Being the daughter of a chimp trainer in the 1950s and ‘60s gave me some special experiences. The best of course, was playing with baby chimpanzees, amd watching dad train them to ride bicycles and ponies. But I got other benefits too.
Who else had a big elephant tooth to show off? Dad brought one home from the zoo, and we put it in a place of honor in our home. (Looking back, I’m not sure why dad got the elephant’s tooth. It looked perfectly fine, no cavities, not even tartar.) Do you want beautiful, almost iridescent, peacock feathers? Just touching them, softly, brought an elegant glamour to a young girl’s dreams. How about snakeskins? Turtle shells? Dad made friends with a lot of people at the Detroit Zoo, and I reaped the rewards.
Best of all, we had THE JAR. Dad kept a huge glass container filled with an assortment of animal fetuses, animal brains, and other sundry animal body parts. The stuff swam in a pool of formaldehyde to keep the tissue from rotting. I took the jar to school for “show and tell” one day (did I have permission? I don’t remember!), and accidently dropped it on the hard floor. I don’t know what was worse… the overpowering stench of chemical, the disgusting sight of tiny animal fetuses sliding along the floor, or the heart-stopping fear of going home and telling dad that I had destroyed his valued collection of animal parts.
Walking home from school that day, fear zoomed to the top of the list. It was a feeling I experienced often. I was going to be on the receiving end of dad’s anger, and I never knew if that meant just being screamed at or actually getting hit. To tell the truth, I do not remember what dad’s reaction was that day. I’ve blocked it out. But, to this day, I remember the fear that lurked in the background of my every day as a kid, waiting for the explosion of violence that would inevitably follow mistakes like my jar demolition.
The chimpanzees who dad trained had that same fear, day in and day out, getting slapped and punched ‒ even beaten ‒ for innocent mistakes.
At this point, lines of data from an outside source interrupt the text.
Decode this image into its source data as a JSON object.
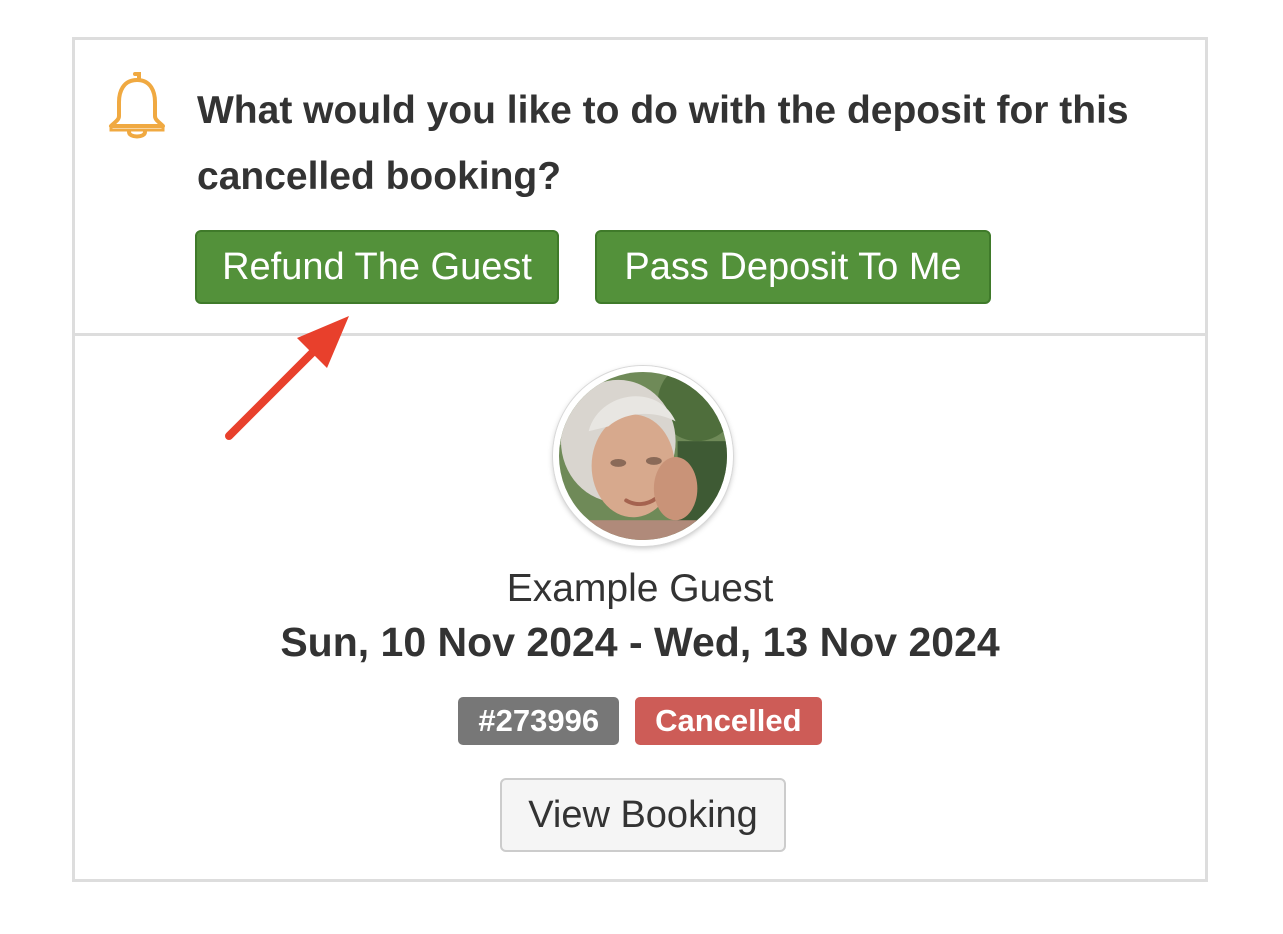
{
  "notice": {
    "icon": "bell-icon",
    "icon_color": "#f0a941",
    "question": "What would you like to do with the deposit for this cancelled booking?",
    "refund_label": "Refund The Guest",
    "pass_label": "Pass Deposit To Me",
    "button_color": "#53913a",
    "annotation_arrow_color": "#e8402c"
  },
  "booking": {
    "guest_name": "Example Guest",
    "dates": "Sun, 10 Nov 2024 - Wed, 13 Nov 2024",
    "booking_id": "#273996",
    "status": "Cancelled",
    "status_color": "#cd5c57",
    "view_label": "View Booking"
  }
}
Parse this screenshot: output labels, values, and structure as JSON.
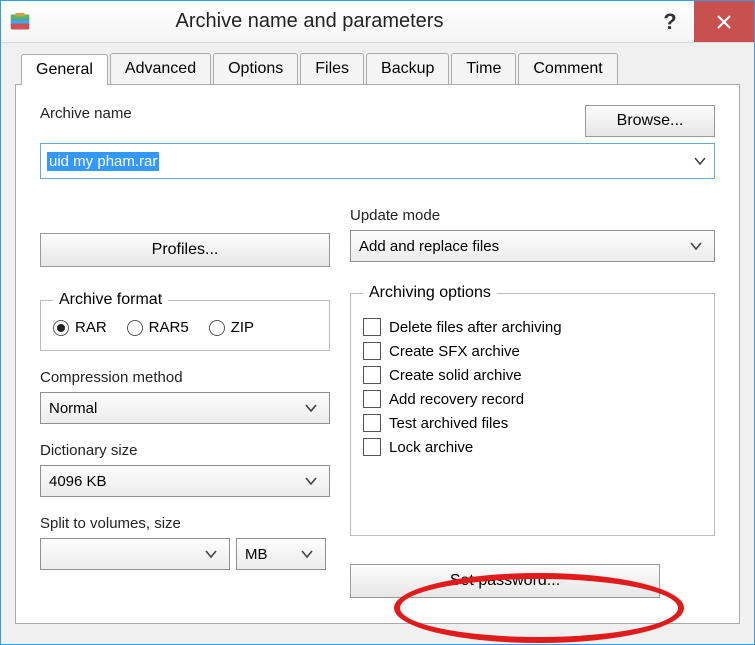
{
  "window": {
    "title": "Archive name and parameters"
  },
  "tabs": [
    "General",
    "Advanced",
    "Options",
    "Files",
    "Backup",
    "Time",
    "Comment"
  ],
  "active_tab": 0,
  "archive": {
    "label": "Archive name",
    "value": "uid my pham.rar",
    "browse_label": "Browse..."
  },
  "profiles_label": "Profiles...",
  "update_mode": {
    "label": "Update mode",
    "value": "Add and replace files"
  },
  "archive_format": {
    "label": "Archive format",
    "options": [
      "RAR",
      "RAR5",
      "ZIP"
    ],
    "selected": 0
  },
  "compression": {
    "label": "Compression method",
    "value": "Normal"
  },
  "dictionary": {
    "label": "Dictionary size",
    "value": "4096 KB"
  },
  "split": {
    "label": "Split to volumes, size",
    "value": "",
    "unit": "MB"
  },
  "archiving_options": {
    "label": "Archiving options",
    "items": [
      "Delete files after archiving",
      "Create SFX archive",
      "Create solid archive",
      "Add recovery record",
      "Test archived files",
      "Lock archive"
    ]
  },
  "set_password_label": "Set password..."
}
And although respectable zoos haven’t “trained” their chimps like that for decades, men like Steve Martin do. Martin, operating as Working Wildlife, owns the chimpanzees that CareerBuilder uses in their ads. The ads are no laughing matter.
Primates ‒ human or chimp ‒ who live with fear every day carry emotional scars for the rest of their lives. My brother’s scars were etched so deep that he had to blow his own head off to stop the pain. Butch, a chimpanzee rescued from Ringling Brothers, Barnum and Bailey circus, looks over his shoulder often, trying to banish his ghosts of abuse. Dr. Hope Ferdowsian found that chimpanzees in research are traumatized and show symptoms of PTSD, much like humans ‒ and I think she would find the same if she studied entertainment chimpanzees.
|Jo Mendi was forced to carry the cane|
he was beat with.
We often hear that people witnessed no abuse when chimpanzees perform. (This footage, showing Tarzan's trainer, is an exception.) Not many people saw the abuse that dad meted out to us kids, either. But, like the fear I lived with every day, the fear that chimp trainers instill in their chimpanzees is all too real. Ever since the 1930s, when a trainer made Detroit Zoo chimpanzee Jo Mendi carry the cane he was beat with, chimp trainers enjoy the challenge of subjugating a young animal. They do it with a pervasive pattern of cruel, demeaning, and aggressive behavior. Chimp trainers get their jollies by intimidating, coercing, hurting, and humiliating the chimp. It is the classic definition of sadism.
These last couple of days I hoped that CareerBuilder would respond to the thousands of people who signed my petition asking the company to not use chimpanzees in their ads anymore. I asked for their answer by Valentine’s Day. But CareerBuilder didn’t even have the courtesy to respond.
Well, guess what? We’re not giving up. We will continue to speak up against the corporatism that imbues CareerBuilder management and marketing with the arrogance to scorn animal lovers and support disgusting businesses like Steve Martin’s.
We will keep our petition on change.org alive until CareerBuilder pledges to stop using chimps in their ads. Then, maybe, Steve Martin’s business will dry up, and we can rescue his chimps… and begin to ease the fear caused by the disgusting and deliberate sadism that goes by the name “chimp trainer.”